Our pipeline of enhancements including new foresight workbench tools for scenario planning are expected to significantly increase user uptake and enhance capability building outcomes.
Challenges and Failures
- As this is an in-house Microsoft 365 (MS) based product there were limitations in the capability of MS software that included availability of particular visualisations (within Power BI), and simplicity of data fields structures and formats (within SharePoint lists). To respond to these limitations, the team balanced the desired design outcomes with the barriers for implementation resulting in sophisticated platform that much resembles a website rather than a Power BI report.
- Varying levels of data literacy limited the ability of some users to exploit the filtering capabilities of Trend Atlas in Power BI. To address this, the team added a module on how to use Power BI to the onboarding training sessions.
- An accessibility audit has also highlighted some inherent limitations of the use of data visualisations for the visually impaired and the team is in the process of developing more accessible versions of these.
Conditions for Success
- For inception, the alignment of the personal values of the team with the vision for the Trend Atlas catalysed the team’s persistent determination and commitment to upskilling required to build the tool within budget and technological constraints and other competing organisational demands.
- For uptake, user testing during development was pivotal in the creation of an accessible platform combined with the ability to dedicate resources to training sessions.
- To become a part of day-to-day policy, research and decision making processes across departments we needed to create habits in the use of the platform and behavioural nudges to help users to return to the platform, such as links from our monthly newsletter.
- To continue to produce high quality trends a contribution model for trend creation with partners with shared values was required for sustainability.
- Adopting an approach of continuous improvement in our horizon scan process has led to greater efficiency at lower costs.
Institutionally, the Trend Atlas has been identified in New South Wales as a State Digital Asset (SDA). The SDA designation means that Trend Atlas should be considered by all ICT system designers as a scalable and replicable solution for implementation.
Key stakeholders in NSW observed how the Trend Atlas successfully maximised the discovery of trusted data sources across government and sought to have their data and reports added to the platform to replicate the discoverability. This included adding the NSW Common Planning Assumptions datasets to the platform.
Replication beyond NSW is now in development. Following interstate presentations, the Trend Atlas is sought after by Australian and state governments. This is a testament to the international and national coverage of the trends and horizon scanning content, the utility of the platform’s analysis tools and the quality of its sources. We are actively enabling the legal, licensing and platform conditions to make this happen.
- Public sector has most of the tools it needs to make high-resolution, impactful digital tools without significant ICT expertise. This project intentionally sought to push the boundaries of MS Office 365. The project has been executed by a small team with no ICT budget, totally in-house. Governments could make significant savings to their ICT budgets by building high-resolution platforms internally before seeking technical expertise and support.
- Choice architecture and behavioural insights are critical to enduring platform designs.
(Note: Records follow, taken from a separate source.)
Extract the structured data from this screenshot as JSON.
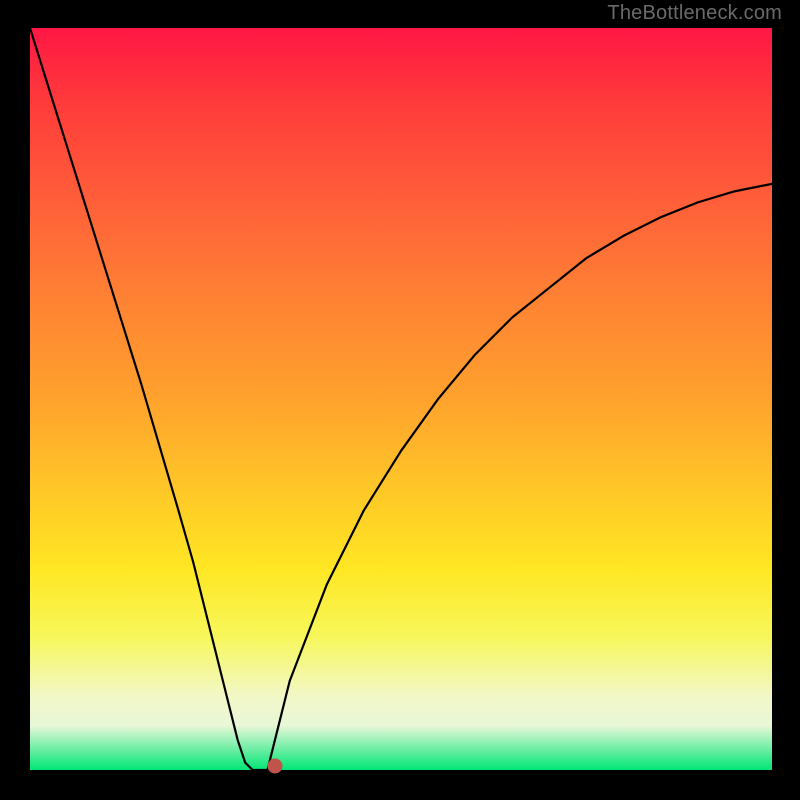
{
  "watermark": "TheBottleneck.com",
  "chart_data": {
    "type": "line",
    "title": "",
    "xlabel": "",
    "ylabel": "",
    "xlim": [
      0,
      100
    ],
    "ylim": [
      0,
      100
    ],
    "grid": false,
    "legend": false,
    "series": [
      {
        "name": "bottleneck-curve",
        "x": [
          0,
          5,
          10,
          15,
          20,
          22,
          24,
          26,
          28,
          29,
          30,
          32,
          33,
          35,
          40,
          45,
          50,
          55,
          60,
          65,
          70,
          75,
          80,
          85,
          90,
          95,
          100
        ],
        "values": [
          100,
          84,
          68,
          52,
          35,
          28,
          20,
          12,
          4,
          1,
          0,
          0,
          4,
          12,
          25,
          35,
          43,
          50,
          56,
          61,
          65,
          69,
          72,
          74.5,
          76.5,
          78,
          79
        ]
      }
    ],
    "marker": {
      "x": 33,
      "y": 0.5
    },
    "background_gradient": {
      "type": "vertical",
      "stops": [
        {
          "pos": 0.0,
          "color": "#ff1744"
        },
        {
          "pos": 0.22,
          "color": "#ff5b3a"
        },
        {
          "pos": 0.5,
          "color": "#ffa22d"
        },
        {
          "pos": 0.73,
          "color": "#ffe724"
        },
        {
          "pos": 0.9,
          "color": "#f2f7c6"
        },
        {
          "pos": 1.0,
          "color": "#00e676"
        }
      ]
    }
  }
}
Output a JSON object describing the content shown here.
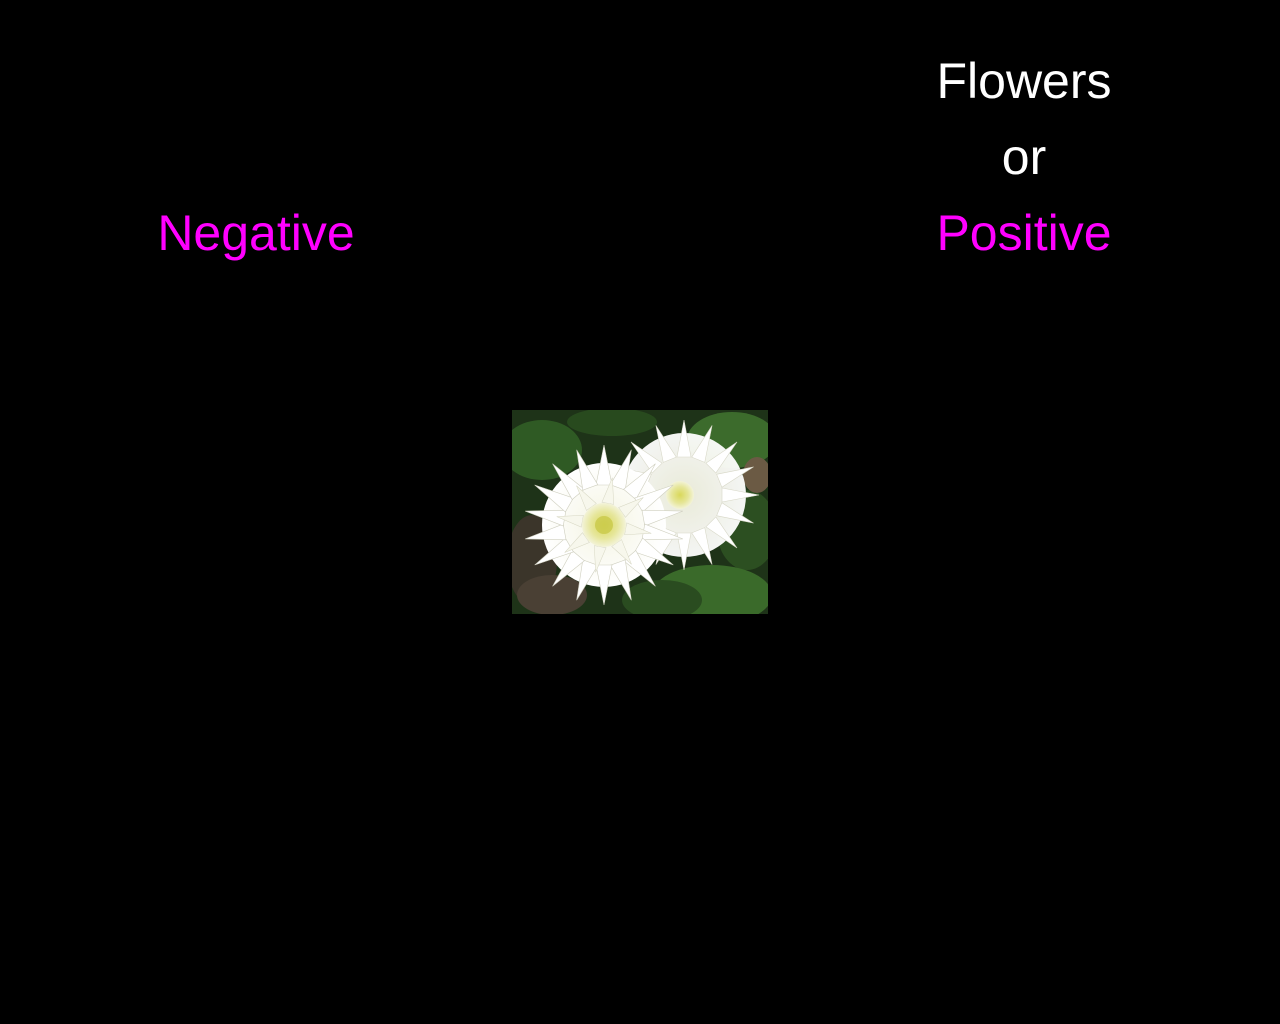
{
  "left_category": {
    "label": "Negative",
    "color": "#ff00ff"
  },
  "right_category": {
    "top_label": "Flowers",
    "connector": "or",
    "bottom_label": "Positive",
    "top_color": "#ffffff",
    "bottom_color": "#ff00ff"
  },
  "stimulus": {
    "icon": "white-dahlia-flowers-photo"
  },
  "colors": {
    "background": "#000000",
    "text_white": "#ffffff",
    "accent_magenta": "#ff00ff"
  }
}
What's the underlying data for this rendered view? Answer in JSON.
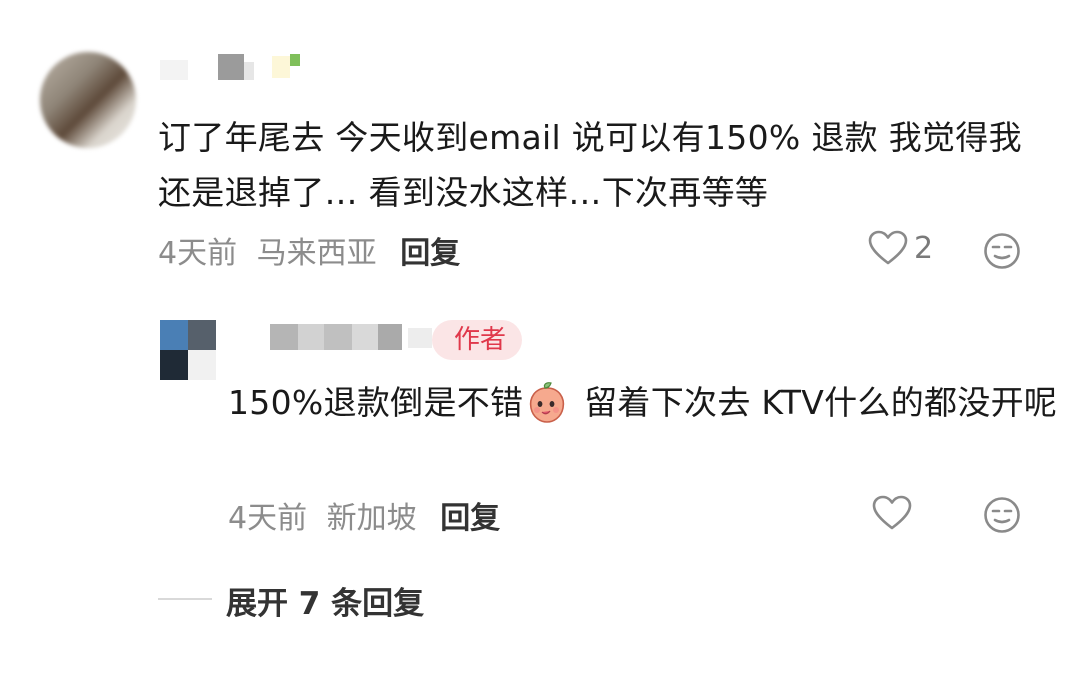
{
  "comment_main": {
    "username": "",
    "text": "订了年尾去 今天收到email 说可以有150% 退款 我觉得我还是退掉了… 看到没水这样…下次再等等",
    "time": "4天前",
    "location": "马来西亚",
    "reply_label": "回复",
    "likes": "2",
    "icons": {
      "like": "heart-outline-icon",
      "dislike": "meh-face-icon"
    }
  },
  "comment_reply": {
    "username": "",
    "author_badge": "作者",
    "text_before_emoji": "150%退款倒是不错",
    "emoji": "peach-emoji",
    "text_after_emoji": " 留着下次去 KTV什么的都没开呢",
    "time": "4天前",
    "location": "新加坡",
    "reply_label": "回复",
    "icons": {
      "like": "heart-outline-icon",
      "dislike": "meh-face-icon"
    }
  },
  "expand_replies": {
    "label": "展开 7 条回复"
  },
  "colors": {
    "text": "#1a1a1a",
    "meta": "#8c8c8c",
    "author_badge_bg": "#fbe5e6",
    "author_badge_text": "#e0384b"
  }
}
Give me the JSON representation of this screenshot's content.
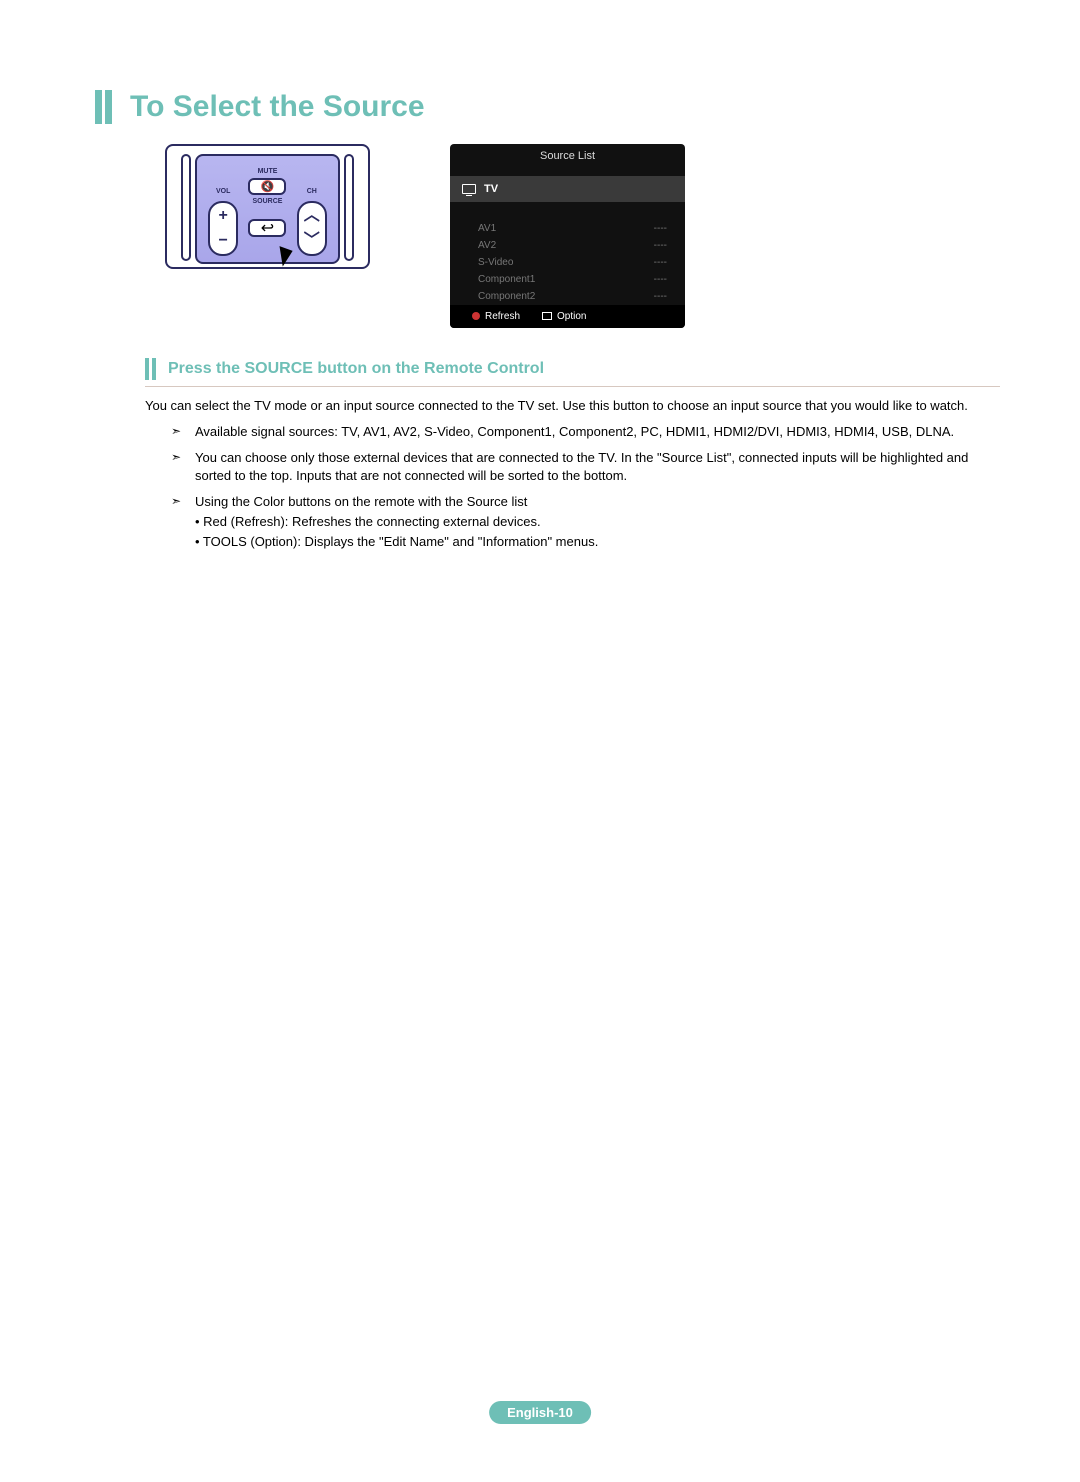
{
  "title": "To Select the Source",
  "remote": {
    "mute_label": "MUTE",
    "vol_label": "VOL",
    "source_label": "SOURCE",
    "ch_label": "CH",
    "mute_glyph": "🔇",
    "source_glyph": "↩",
    "plus": "+",
    "minus": "−",
    "up": "︿",
    "down": "﹀"
  },
  "osd": {
    "header": "Source List",
    "tv_label": "TV",
    "items": [
      {
        "name": "AV1",
        "status": "----"
      },
      {
        "name": "AV2",
        "status": "----"
      },
      {
        "name": "S-Video",
        "status": "----"
      },
      {
        "name": "Component1",
        "status": "----"
      },
      {
        "name": "Component2",
        "status": "----"
      }
    ],
    "refresh_label": "Refresh",
    "option_label": "Option"
  },
  "subheading": "Press the SOURCE button on the Remote Control",
  "intro": "You can select the TV mode or an input source connected to the TV set. Use this button to choose an input source that you would like to watch.",
  "bullets": [
    {
      "text": "Available signal sources: TV, AV1, AV2, S-Video, Component1, Component2, PC, HDMI1, HDMI2/DVI, HDMI3, HDMI4, USB, DLNA."
    },
    {
      "text": "You can choose only those external devices that are connected to the TV. In the \"Source List\", connected inputs will be highlighted and sorted to the top. Inputs that are not connected will be sorted to the bottom."
    },
    {
      "text": "Using the Color buttons on the remote with the Source list",
      "subs": [
        "• Red (Refresh): Refreshes the connecting external devices.",
        "• TOOLS (Option): Displays the \"Edit Name\" and \"Information\" menus."
      ]
    }
  ],
  "footer": "English-10"
}
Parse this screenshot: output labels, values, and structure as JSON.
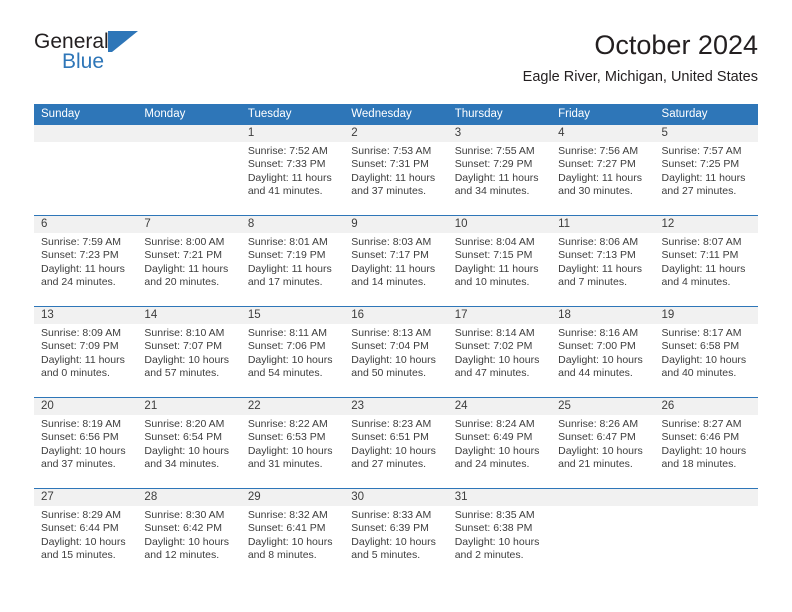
{
  "brand": {
    "word_general": "General",
    "word_blue": "Blue",
    "logo_color": "#2e76b8"
  },
  "header": {
    "month_title": "October 2024",
    "location": "Eagle River, Michigan, United States"
  },
  "theme": {
    "header_blue": "#2e76b8",
    "daynum_band": "#f1f1f1",
    "text": "#3d3d3d",
    "title_text": "#231f20"
  },
  "weekdays": [
    "Sunday",
    "Monday",
    "Tuesday",
    "Wednesday",
    "Thursday",
    "Friday",
    "Saturday"
  ],
  "labels": {
    "sunrise_prefix": "Sunrise:",
    "sunset_prefix": "Sunset:",
    "daylight_prefix": "Daylight:"
  },
  "weeks": [
    [
      {
        "day": "",
        "sunrise": "",
        "sunset": "",
        "daylight": "",
        "empty": true
      },
      {
        "day": "",
        "sunrise": "",
        "sunset": "",
        "daylight": "",
        "empty": true
      },
      {
        "day": "1",
        "sunrise": "Sunrise: 7:52 AM",
        "sunset": "Sunset: 7:33 PM",
        "daylight": "Daylight: 11 hours and 41 minutes.",
        "empty": false
      },
      {
        "day": "2",
        "sunrise": "Sunrise: 7:53 AM",
        "sunset": "Sunset: 7:31 PM",
        "daylight": "Daylight: 11 hours and 37 minutes.",
        "empty": false
      },
      {
        "day": "3",
        "sunrise": "Sunrise: 7:55 AM",
        "sunset": "Sunset: 7:29 PM",
        "daylight": "Daylight: 11 hours and 34 minutes.",
        "empty": false
      },
      {
        "day": "4",
        "sunrise": "Sunrise: 7:56 AM",
        "sunset": "Sunset: 7:27 PM",
        "daylight": "Daylight: 11 hours and 30 minutes.",
        "empty": false
      },
      {
        "day": "5",
        "sunrise": "Sunrise: 7:57 AM",
        "sunset": "Sunset: 7:25 PM",
        "daylight": "Daylight: 11 hours and 27 minutes.",
        "empty": false
      }
    ],
    [
      {
        "day": "6",
        "sunrise": "Sunrise: 7:59 AM",
        "sunset": "Sunset: 7:23 PM",
        "daylight": "Daylight: 11 hours and 24 minutes.",
        "empty": false
      },
      {
        "day": "7",
        "sunrise": "Sunrise: 8:00 AM",
        "sunset": "Sunset: 7:21 PM",
        "daylight": "Daylight: 11 hours and 20 minutes.",
        "empty": false
      },
      {
        "day": "8",
        "sunrise": "Sunrise: 8:01 AM",
        "sunset": "Sunset: 7:19 PM",
        "daylight": "Daylight: 11 hours and 17 minutes.",
        "empty": false
      },
      {
        "day": "9",
        "sunrise": "Sunrise: 8:03 AM",
        "sunset": "Sunset: 7:17 PM",
        "daylight": "Daylight: 11 hours and 14 minutes.",
        "empty": false
      },
      {
        "day": "10",
        "sunrise": "Sunrise: 8:04 AM",
        "sunset": "Sunset: 7:15 PM",
        "daylight": "Daylight: 11 hours and 10 minutes.",
        "empty": false
      },
      {
        "day": "11",
        "sunrise": "Sunrise: 8:06 AM",
        "sunset": "Sunset: 7:13 PM",
        "daylight": "Daylight: 11 hours and 7 minutes.",
        "empty": false
      },
      {
        "day": "12",
        "sunrise": "Sunrise: 8:07 AM",
        "sunset": "Sunset: 7:11 PM",
        "daylight": "Daylight: 11 hours and 4 minutes.",
        "empty": false
      }
    ],
    [
      {
        "day": "13",
        "sunrise": "Sunrise: 8:09 AM",
        "sunset": "Sunset: 7:09 PM",
        "daylight": "Daylight: 11 hours and 0 minutes.",
        "empty": false
      },
      {
        "day": "14",
        "sunrise": "Sunrise: 8:10 AM",
        "sunset": "Sunset: 7:07 PM",
        "daylight": "Daylight: 10 hours and 57 minutes.",
        "empty": false
      },
      {
        "day": "15",
        "sunrise": "Sunrise: 8:11 AM",
        "sunset": "Sunset: 7:06 PM",
        "daylight": "Daylight: 10 hours and 54 minutes.",
        "empty": false
      },
      {
        "day": "16",
        "sunrise": "Sunrise: 8:13 AM",
        "sunset": "Sunset: 7:04 PM",
        "daylight": "Daylight: 10 hours and 50 minutes.",
        "empty": false
      },
      {
        "day": "17",
        "sunrise": "Sunrise: 8:14 AM",
        "sunset": "Sunset: 7:02 PM",
        "daylight": "Daylight: 10 hours and 47 minutes.",
        "empty": false
      },
      {
        "day": "18",
        "sunrise": "Sunrise: 8:16 AM",
        "sunset": "Sunset: 7:00 PM",
        "daylight": "Daylight: 10 hours and 44 minutes.",
        "empty": false
      },
      {
        "day": "19",
        "sunrise": "Sunrise: 8:17 AM",
        "sunset": "Sunset: 6:58 PM",
        "daylight": "Daylight: 10 hours and 40 minutes.",
        "empty": false
      }
    ],
    [
      {
        "day": "20",
        "sunrise": "Sunrise: 8:19 AM",
        "sunset": "Sunset: 6:56 PM",
        "daylight": "Daylight: 10 hours and 37 minutes.",
        "empty": false
      },
      {
        "day": "21",
        "sunrise": "Sunrise: 8:20 AM",
        "sunset": "Sunset: 6:54 PM",
        "daylight": "Daylight: 10 hours and 34 minutes.",
        "empty": false
      },
      {
        "day": "22",
        "sunrise": "Sunrise: 8:22 AM",
        "sunset": "Sunset: 6:53 PM",
        "daylight": "Daylight: 10 hours and 31 minutes.",
        "empty": false
      },
      {
        "day": "23",
        "sunrise": "Sunrise: 8:23 AM",
        "sunset": "Sunset: 6:51 PM",
        "daylight": "Daylight: 10 hours and 27 minutes.",
        "empty": false
      },
      {
        "day": "24",
        "sunrise": "Sunrise: 8:24 AM",
        "sunset": "Sunset: 6:49 PM",
        "daylight": "Daylight: 10 hours and 24 minutes.",
        "empty": false
      },
      {
        "day": "25",
        "sunrise": "Sunrise: 8:26 AM",
        "sunset": "Sunset: 6:47 PM",
        "daylight": "Daylight: 10 hours and 21 minutes.",
        "empty": false
      },
      {
        "day": "26",
        "sunrise": "Sunrise: 8:27 AM",
        "sunset": "Sunset: 6:46 PM",
        "daylight": "Daylight: 10 hours and 18 minutes.",
        "empty": false
      }
    ],
    [
      {
        "day": "27",
        "sunrise": "Sunrise: 8:29 AM",
        "sunset": "Sunset: 6:44 PM",
        "daylight": "Daylight: 10 hours and 15 minutes.",
        "empty": false
      },
      {
        "day": "28",
        "sunrise": "Sunrise: 8:30 AM",
        "sunset": "Sunset: 6:42 PM",
        "daylight": "Daylight: 10 hours and 12 minutes.",
        "empty": false
      },
      {
        "day": "29",
        "sunrise": "Sunrise: 8:32 AM",
        "sunset": "Sunset: 6:41 PM",
        "daylight": "Daylight: 10 hours and 8 minutes.",
        "empty": false
      },
      {
        "day": "30",
        "sunrise": "Sunrise: 8:33 AM",
        "sunset": "Sunset: 6:39 PM",
        "daylight": "Daylight: 10 hours and 5 minutes.",
        "empty": false
      },
      {
        "day": "31",
        "sunrise": "Sunrise: 8:35 AM",
        "sunset": "Sunset: 6:38 PM",
        "daylight": "Daylight: 10 hours and 2 minutes.",
        "empty": false
      },
      {
        "day": "",
        "sunrise": "",
        "sunset": "",
        "daylight": "",
        "empty": true
      },
      {
        "day": "",
        "sunrise": "",
        "sunset": "",
        "daylight": "",
        "empty": true
      }
    ]
  ]
}
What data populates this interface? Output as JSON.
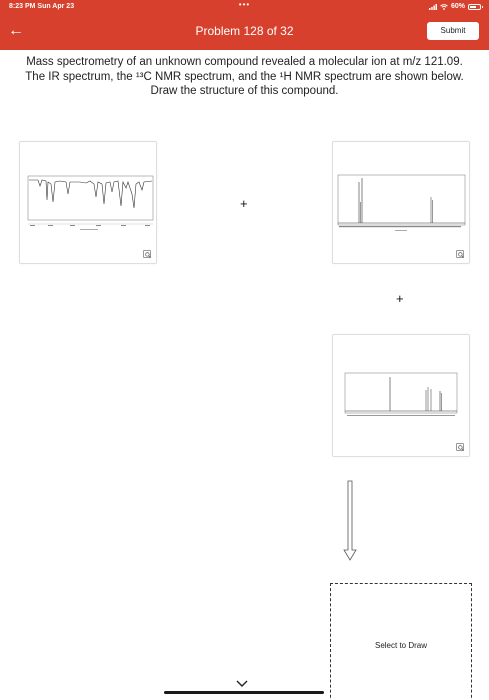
{
  "status_bar": {
    "time": "8:23 PM  Sun Apr 23",
    "dots": "•••",
    "battery": "60%"
  },
  "nav": {
    "back_icon": "←",
    "title": "Problem 128 of 32",
    "submit_label": "Submit"
  },
  "problem": {
    "line1": "Mass spectrometry of an unknown compound revealed a molecular ion at m/z 121.09.",
    "line2": "The IR spectrum, the ¹³C NMR spectrum, and the ¹H NMR spectrum are shown below.",
    "line3": "Draw the structure of this compound."
  },
  "operators": {
    "plus_1": "+",
    "plus_2": "+"
  },
  "draw_area": {
    "label": "Select to Draw"
  },
  "colors": {
    "accent": "#d8402e"
  }
}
Our ambition to create a collaborative intelligence platform has revealed the critical importance of reflecting on user motivations, needs and outcomes.
- Scalability and networks effects are key platform design considerations. We continually ask ourselves about how we can multiply our impact by designing for scalability.
- Implementation - making the innovation happen
24 January 2023